With the damage to the boats it was decided that the fourth quarter final between Mark Rook and Tom Ballantine should drop to first to one point and so the teams entered in to what would be a sudden death match. After an intense pre-start battle the teams crossed the start line level but with Ballantine holding the right hand side and starboard advantage on the first beat, but Rook had gained the advantage by the bottom mark and controlled Ballantine to the finish to take the last semi-final spot.
In the semi-finals Lees continued to show his dominance beating Whitfield 2-0 but the semi-final between Ali Hall and Mary Rook was much, much tighter. At one race all neither team was prepared to give an inch, the umpires were kept busy with numerous penalties and in the end Hall managed to take the final win in what was some of the most closely fought match racing seen on Queen Mary Reservoir in years.
In the petit-final Rook, now back in to her match racing stride, took a convincing win over Whitfield and with it third place overall.
The final saw Hall and Lees were fighting for overall honours. Hall took the advantage at the first mark but with Lees close behind Hall was unable to gybe without infringing Lees and was unable to extend enough to take the penalty and so Lees took the first win.
The second match followed a similar pattern with Hall again penalised for gybing too close. But this time the umpires judged that he had gained control of the race and was made to take the penalty straight away, Lees and his team sailed past into a lead they would never relinquish, as much as Hall tried, and crossed the line to take the second race and with it the right to call themselves RYA UK National Match Racing Champions.
After a quick pack up the teams headed ashore for the prize giving which included keeper trophies for the teams and a special award, the Paul Banner trophy, for the chair of the RYA Match Racing, David Campbell-James.

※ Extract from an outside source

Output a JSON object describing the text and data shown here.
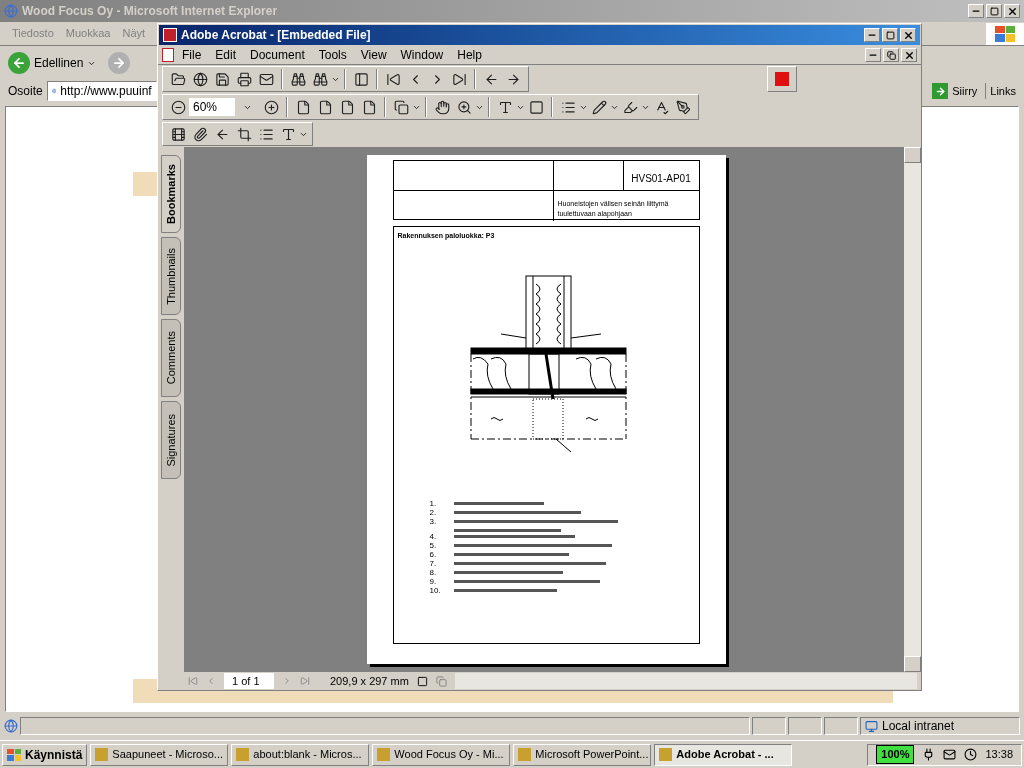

The award for services to the sport of Match Racing in the UK was awarded to Campbell-James after many years of tireless behind the scenes work to build match racing in to the successful, enjoyable sport that it is.